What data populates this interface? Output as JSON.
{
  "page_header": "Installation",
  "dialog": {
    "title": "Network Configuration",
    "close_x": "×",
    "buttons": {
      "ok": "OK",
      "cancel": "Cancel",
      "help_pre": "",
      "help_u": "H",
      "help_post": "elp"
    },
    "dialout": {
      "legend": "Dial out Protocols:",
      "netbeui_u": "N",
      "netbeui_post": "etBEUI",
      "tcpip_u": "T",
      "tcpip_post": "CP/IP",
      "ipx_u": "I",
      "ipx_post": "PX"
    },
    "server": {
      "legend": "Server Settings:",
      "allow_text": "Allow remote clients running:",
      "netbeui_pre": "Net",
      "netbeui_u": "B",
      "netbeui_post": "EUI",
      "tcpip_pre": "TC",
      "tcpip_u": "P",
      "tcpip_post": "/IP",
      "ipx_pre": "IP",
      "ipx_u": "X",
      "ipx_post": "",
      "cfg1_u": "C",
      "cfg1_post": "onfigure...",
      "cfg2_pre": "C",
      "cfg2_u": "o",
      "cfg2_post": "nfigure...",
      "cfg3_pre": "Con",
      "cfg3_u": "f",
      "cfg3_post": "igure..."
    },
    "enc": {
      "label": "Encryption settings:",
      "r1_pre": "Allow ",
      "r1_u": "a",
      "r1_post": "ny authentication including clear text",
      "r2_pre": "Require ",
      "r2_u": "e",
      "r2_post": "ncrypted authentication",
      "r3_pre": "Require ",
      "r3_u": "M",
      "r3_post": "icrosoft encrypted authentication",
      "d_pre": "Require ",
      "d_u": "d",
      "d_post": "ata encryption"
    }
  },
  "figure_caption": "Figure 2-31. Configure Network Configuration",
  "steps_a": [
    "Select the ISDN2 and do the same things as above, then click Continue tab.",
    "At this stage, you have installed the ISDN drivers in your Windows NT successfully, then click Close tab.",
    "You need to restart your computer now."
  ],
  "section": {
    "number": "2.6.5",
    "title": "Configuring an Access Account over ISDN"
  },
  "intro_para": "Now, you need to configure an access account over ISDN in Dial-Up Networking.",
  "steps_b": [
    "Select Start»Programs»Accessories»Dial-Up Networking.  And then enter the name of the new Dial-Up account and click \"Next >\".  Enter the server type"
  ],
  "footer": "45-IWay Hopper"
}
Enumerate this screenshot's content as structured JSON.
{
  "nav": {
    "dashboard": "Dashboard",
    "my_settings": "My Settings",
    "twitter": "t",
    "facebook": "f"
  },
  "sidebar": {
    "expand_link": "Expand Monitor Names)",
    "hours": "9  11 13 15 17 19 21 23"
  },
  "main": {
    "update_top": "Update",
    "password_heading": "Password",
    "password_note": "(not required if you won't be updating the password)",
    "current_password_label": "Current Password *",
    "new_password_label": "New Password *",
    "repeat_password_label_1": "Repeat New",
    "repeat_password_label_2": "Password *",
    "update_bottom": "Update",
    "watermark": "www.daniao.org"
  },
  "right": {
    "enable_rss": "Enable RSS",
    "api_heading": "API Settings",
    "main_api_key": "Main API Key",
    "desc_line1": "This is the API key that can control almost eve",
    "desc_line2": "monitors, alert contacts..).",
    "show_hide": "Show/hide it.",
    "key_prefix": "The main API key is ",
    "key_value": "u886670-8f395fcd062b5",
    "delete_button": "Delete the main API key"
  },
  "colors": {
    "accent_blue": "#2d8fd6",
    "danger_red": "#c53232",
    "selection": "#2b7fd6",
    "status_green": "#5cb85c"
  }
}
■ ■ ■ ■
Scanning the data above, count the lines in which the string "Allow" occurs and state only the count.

Solution for this exercise
2